Effect of a high-fat meal containing conventional or high-oleic peanuts on post-prandial lipopolysaccharide concentrations in overweight/obese men
Moreira et al., JHND Early View
An increased plasma lipopolysaccharide (LPS) concentration may favour metabolic disorders such as insulin resistance. The meal composition influences plasma LPS concentrations. The present study aimed to investigate the effect of the acute consumption of a high-fat meal (49% of energy from fat) containing conventional or high-oleic peanuts on post-prandial LPS concentrations and its relationship with lipaemia and insulinaemia in overweight and obese men.
The test meal consisted of a shake containing conventional peanuts (CVP; n = 21), high-oleic peanuts (HOP; n = 23) or a control biscuit (CT; n = 21). Blood samples were collected in the fasting state and 1, 2 and 3 h post-prandially. LPS, insulin, lipids and glucose concentrations were assessed.
LPS concentrations were lower in CVP [mean (SE) 0.7 (0.5) EU mL−1] and HOP [1.0 (0.9) EU mL−1] groups compared to CT [1.6 (1.2) EU mL−1] at 3 h post-prandially. Triacylglycerol and insulin concentrations increased in all groups. Triacylglycerol started to increase only after 2 h in the CVP and HOP groups. LPS correlated positively with triacylglycerol. Insulin returned to basal concentrations at 3 h only in the CVP and HOP groups.
The acute consumption of peanuts delayed the increase in serum triacylglycerol and favoured the quicker return of insulin to basal concentrations, especially in the CVP group.

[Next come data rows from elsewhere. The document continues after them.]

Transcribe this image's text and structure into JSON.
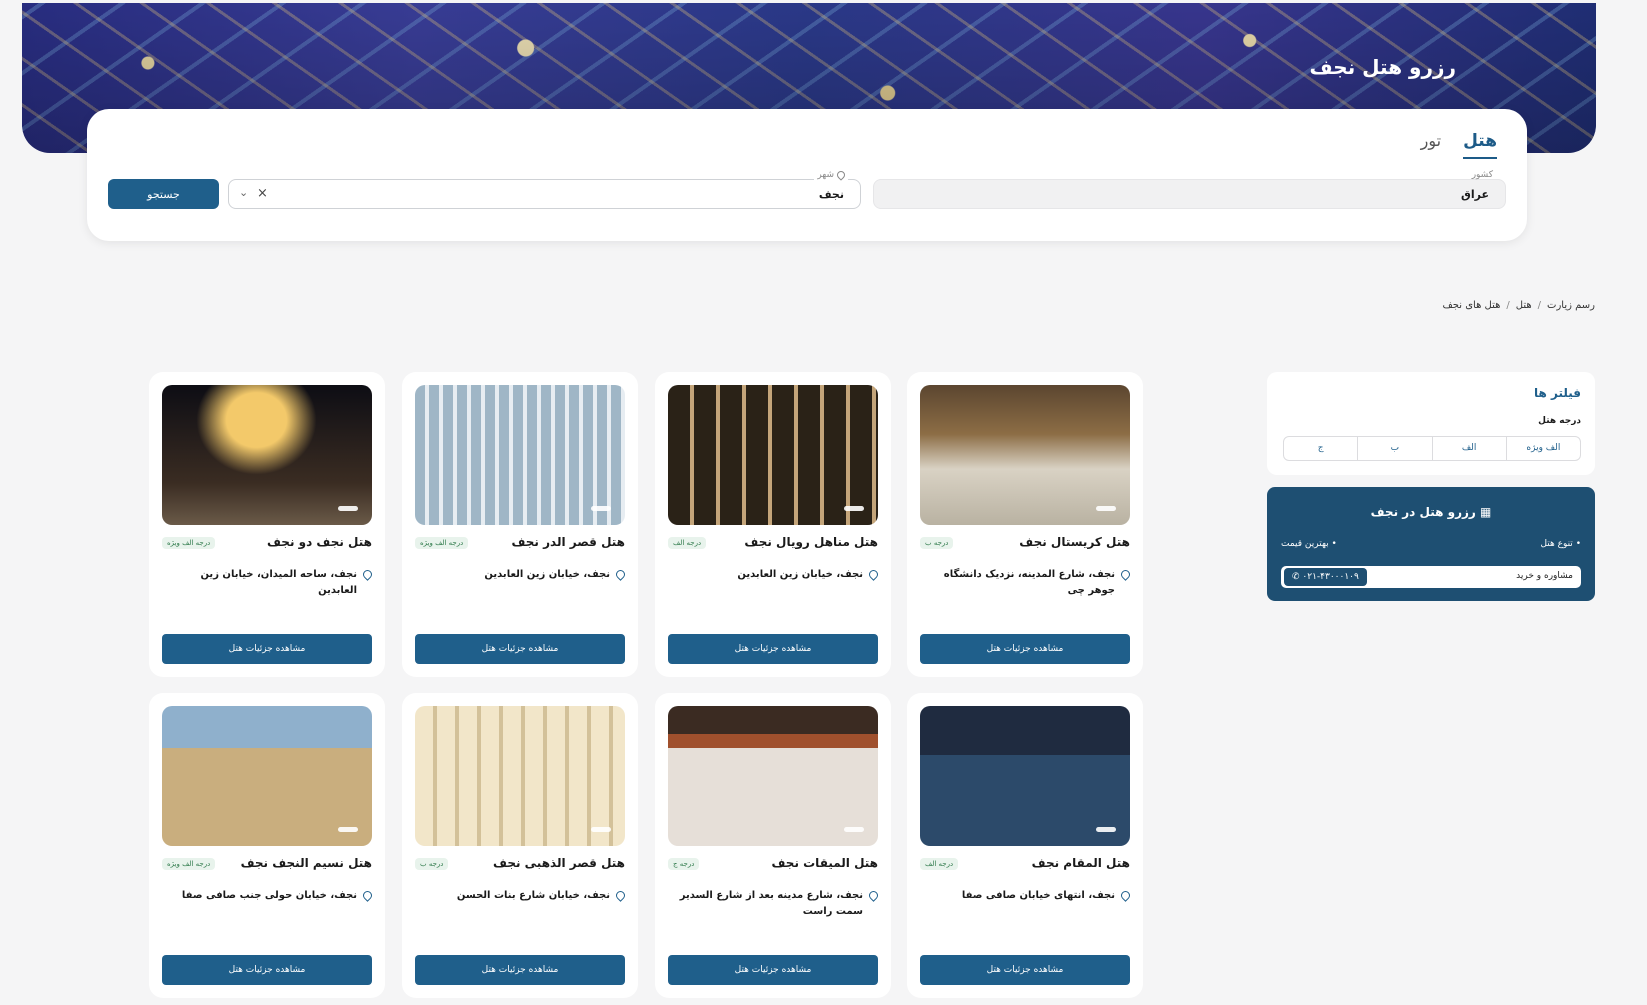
{
  "hero": {
    "title": "رزرو هتل نجف"
  },
  "tabs": [
    {
      "label": "هتل",
      "active": true
    },
    {
      "label": "تور",
      "active": false
    }
  ],
  "search": {
    "country_label": "کشور",
    "country_value": "عراق",
    "city_label": "شهر",
    "city_value": "نجف",
    "button_label": "جستجو"
  },
  "breadcrumb": {
    "items": [
      "رسم زیارت",
      "هتل",
      "هتل های نجف"
    ]
  },
  "filters": {
    "title": "فیلتر ها",
    "grade_label": "درجه هتل",
    "grades": [
      "الف ویژه",
      "الف",
      "ب",
      "ج"
    ]
  },
  "promo": {
    "title": "رزرو هتل در نجف",
    "bullet_1": "تنوع هتل",
    "bullet_2": "بهترین قیمت",
    "consult_label": "مشاوره و خرید",
    "phone": "۰۲۱-۴۳۰۰۰۱۰۹"
  },
  "cards": [
    {
      "name": "هتل کریستال نجف",
      "badge": "درجه ب",
      "location": "نجف، شارع المدینه، نزدیک دانشگاه جوهر چی",
      "button": "مشاهده جزئیات هتل"
    },
    {
      "name": "هتل مناهل رویال نجف",
      "badge": "درجه الف",
      "location": "نجف، خیابان زین العابدین",
      "button": "مشاهده جزئیات هتل"
    },
    {
      "name": "هتل قصر الدر نجف",
      "badge": "درجه الف ویژه",
      "location": "نجف، خیابان زین العابدین",
      "button": "مشاهده جزئیات هتل"
    },
    {
      "name": "هتل نجف دو نجف",
      "badge": "درجه الف ویژه",
      "location": "نجف، ساحه المیدان، خیابان زین العابدین",
      "button": "مشاهده جزئیات هتل"
    },
    {
      "name": "هتل المقام نجف",
      "badge": "درجه الف",
      "location": "نجف، انتهای خیابان صافی صفا",
      "button": "مشاهده جزئیات هتل"
    },
    {
      "name": "هتل المیقات نجف",
      "badge": "درجه ج",
      "location": "نجف، شارع مدینه بعد از شارع السدیر سمت راست",
      "button": "مشاهده جزئیات هتل"
    },
    {
      "name": "هتل قصر الذهبی نجف",
      "badge": "درجه ب",
      "location": "نجف، خیابان شارع بنات الحسن",
      "button": "مشاهده جزئیات هتل"
    },
    {
      "name": "هتل نسیم النجف نجف",
      "badge": "درجه الف ویژه",
      "location": "نجف، خیابان حولی جنب صافی صفا",
      "button": "مشاهده جزئیات هتل"
    }
  ]
}
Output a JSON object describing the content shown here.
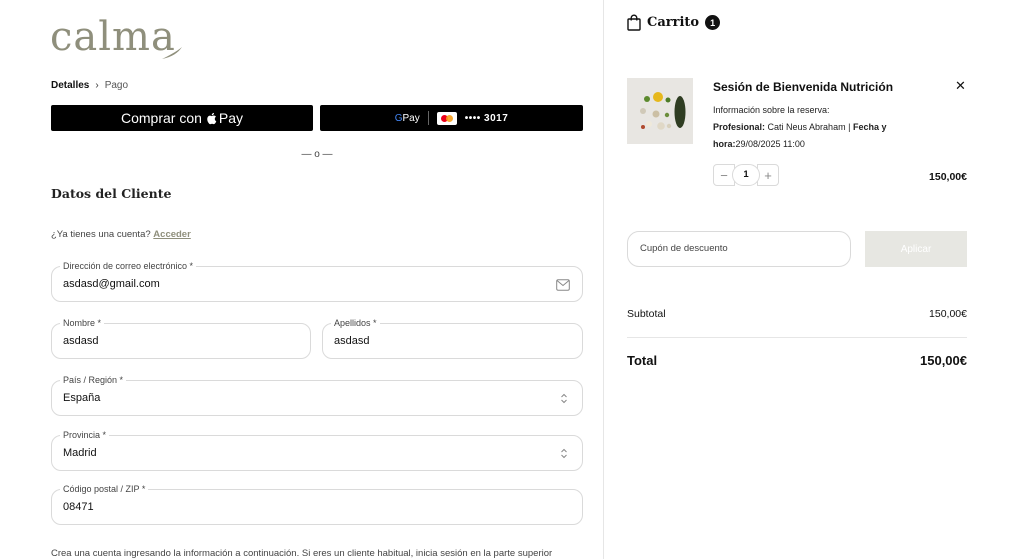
{
  "brand": {
    "logo_text": "calma"
  },
  "breadcrumb": {
    "current": "Detalles",
    "separator": "›",
    "next": "Pago"
  },
  "express": {
    "apple_label": "Comprar con",
    "apple_pay_text": "Pay",
    "gpay_text_g": "G",
    "gpay_text_pay": "Pay",
    "card_masked": "•••• 3017"
  },
  "divider_text": "— o —",
  "customer": {
    "title": "Datos del Cliente",
    "account_prompt": "¿Ya tienes una cuenta?",
    "login_link": "Acceder",
    "email": {
      "label": "Dirección de correo electrónico *",
      "value": "asdasd@gmail.com"
    },
    "first_name": {
      "label": "Nombre *",
      "value": "asdasd"
    },
    "last_name": {
      "label": "Apellidos *",
      "value": "asdasd"
    },
    "country": {
      "label": "País / Región *",
      "value": "España"
    },
    "province": {
      "label": "Provincia *",
      "value": "Madrid"
    },
    "postal": {
      "label": "Código postal / ZIP *",
      "value": "08471"
    },
    "create_account_hint": "Crea una cuenta ingresando la información a continuación. Si eres un cliente habitual, inicia sesión en la parte superior"
  },
  "cart": {
    "title": "Carrito",
    "count": "1",
    "item": {
      "name": "Sesión de Bienvenida Nutrición",
      "info_heading": "Información sobre la reserva:",
      "professional_label": "Profesional:",
      "professional_value": "Cati Neus Abraham",
      "divider": "|",
      "date_label_1": "Fecha y",
      "date_label_2": "hora:",
      "date_value": "29/08/2025 11:00",
      "quantity": "1",
      "minus": "−",
      "plus": "+",
      "remove": "✕",
      "price": "150,00€"
    },
    "coupon_placeholder": "Cupón de descuento",
    "apply_label": "Aplicar",
    "subtotal_label": "Subtotal",
    "subtotal_value": "150,00€",
    "total_label": "Total",
    "total_value": "150,00€"
  },
  "colors": {
    "brand": "#8f8f7c",
    "button_dark": "#000000",
    "apply_disabled": "#e7e7e2"
  }
}
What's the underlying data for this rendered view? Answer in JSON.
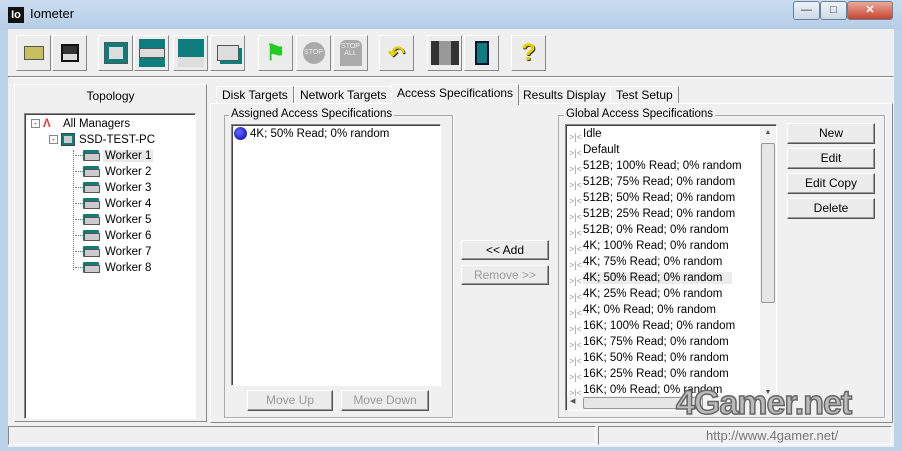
{
  "window": {
    "title": "Iometer",
    "logo": "Io",
    "controls": [
      "minimize",
      "maximize",
      "close"
    ]
  },
  "toolbar": [
    {
      "name": "open-icon"
    },
    {
      "name": "save-icon"
    },
    {
      "name": "manager-icon"
    },
    {
      "name": "worker-icon"
    },
    {
      "name": "network-worker-icon"
    },
    {
      "name": "duplicate-worker-icon"
    },
    {
      "name": "start-flag-icon"
    },
    {
      "name": "stop-icon"
    },
    {
      "name": "stop-all-icon"
    },
    {
      "name": "reset-icon"
    },
    {
      "name": "disconnect-icon"
    },
    {
      "name": "exit-icon"
    },
    {
      "name": "help-icon"
    }
  ],
  "topology": {
    "title": "Topology",
    "root": "All Managers",
    "manager": "SSD-TEST-PC",
    "workers": [
      "Worker 1",
      "Worker 2",
      "Worker 3",
      "Worker 4",
      "Worker 5",
      "Worker 6",
      "Worker 7",
      "Worker 8"
    ],
    "selected": "Worker 1"
  },
  "tabs": [
    "Disk Targets",
    "Network Targets",
    "Access Specifications",
    "Results Display",
    "Test Setup"
  ],
  "active_tab": "Access Specifications",
  "assigned": {
    "label": "Assigned Access Specifications",
    "items": [
      "4K; 50% Read; 0% random"
    ],
    "move_up": "Move Up",
    "move_down": "Move Down"
  },
  "add_label": "<< Add",
  "remove_label": "Remove >>",
  "global": {
    "label": "Global Access Specifications",
    "items": [
      "Idle",
      "Default",
      "512B; 100% Read; 0% random",
      "512B; 75% Read; 0% random",
      "512B; 50% Read; 0% random",
      "512B; 25% Read; 0% random",
      "512B; 0% Read; 0% random",
      "4K; 100% Read; 0% random",
      "4K; 75% Read; 0% random",
      "4K; 50% Read; 0% random",
      "4K; 25% Read; 0% random",
      "4K; 0% Read; 0% random",
      "16K; 100% Read; 0% random",
      "16K; 75% Read; 0% random",
      "16K; 50% Read; 0% random",
      "16K; 25% Read; 0% random",
      "16K; 0% Read; 0% random"
    ],
    "highlighted": "4K; 50% Read; 0% random"
  },
  "buttons": {
    "new": "New",
    "edit": "Edit",
    "edit_copy": "Edit Copy",
    "delete": "Delete"
  },
  "watermark": {
    "logo": "4Gamer.net",
    "url": "http://www.4gamer.net/"
  }
}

Our results suggest that the consumption of conventional or high-oleic peanuts may help to reduce the risk of endotoxaemia and metabolic disorders.